• _YOUR ASSIGNMENT_:
Copy, from the data below, each line that has the word "this".
DATA TO USE START
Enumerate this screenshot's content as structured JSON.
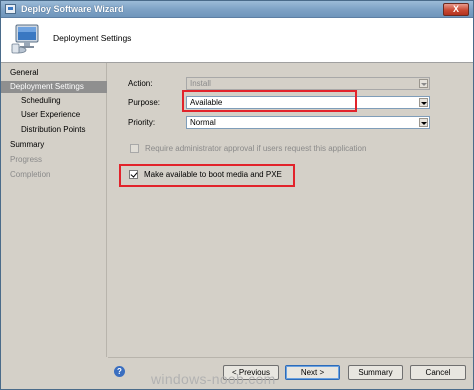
{
  "window": {
    "title": "Deploy Software Wizard",
    "close_label": "X"
  },
  "header": {
    "heading": "Deployment Settings",
    "icon": "computer-monitor-icon"
  },
  "sidebar": {
    "items": [
      {
        "label": "General",
        "state": "normal"
      },
      {
        "label": "Deployment Settings",
        "state": "selected"
      },
      {
        "label": "Scheduling",
        "state": "normal"
      },
      {
        "label": "User Experience",
        "state": "normal"
      },
      {
        "label": "Distribution Points",
        "state": "normal"
      },
      {
        "label": "Summary",
        "state": "normal"
      },
      {
        "label": "Progress",
        "state": "disabled"
      },
      {
        "label": "Completion",
        "state": "disabled"
      }
    ]
  },
  "form": {
    "action_label": "Action:",
    "action_value": "Install",
    "purpose_label": "Purpose:",
    "purpose_value": "Available",
    "priority_label": "Priority:",
    "priority_value": "Normal",
    "require_approval_label": "Require administrator approval if users request this application",
    "require_approval_checked": false,
    "boot_media_label": "Make available to boot media and PXE",
    "boot_media_checked": true
  },
  "footer": {
    "help_label": "?",
    "previous_label": "< Previous",
    "next_label": "Next >",
    "summary_label": "Summary",
    "cancel_label": "Cancel"
  },
  "watermark": {
    "text": "windows-noob.com"
  },
  "colors": {
    "highlight": "#e2232b",
    "selected_nav": "#8f8f8f",
    "titlebar": "#7fa3c6"
  }
}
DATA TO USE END
• _ANSWER SPACE_:
Enumerate this screenshot's content as structured JSON.
    "require_approval_label": "Require administrator approval if users request this application",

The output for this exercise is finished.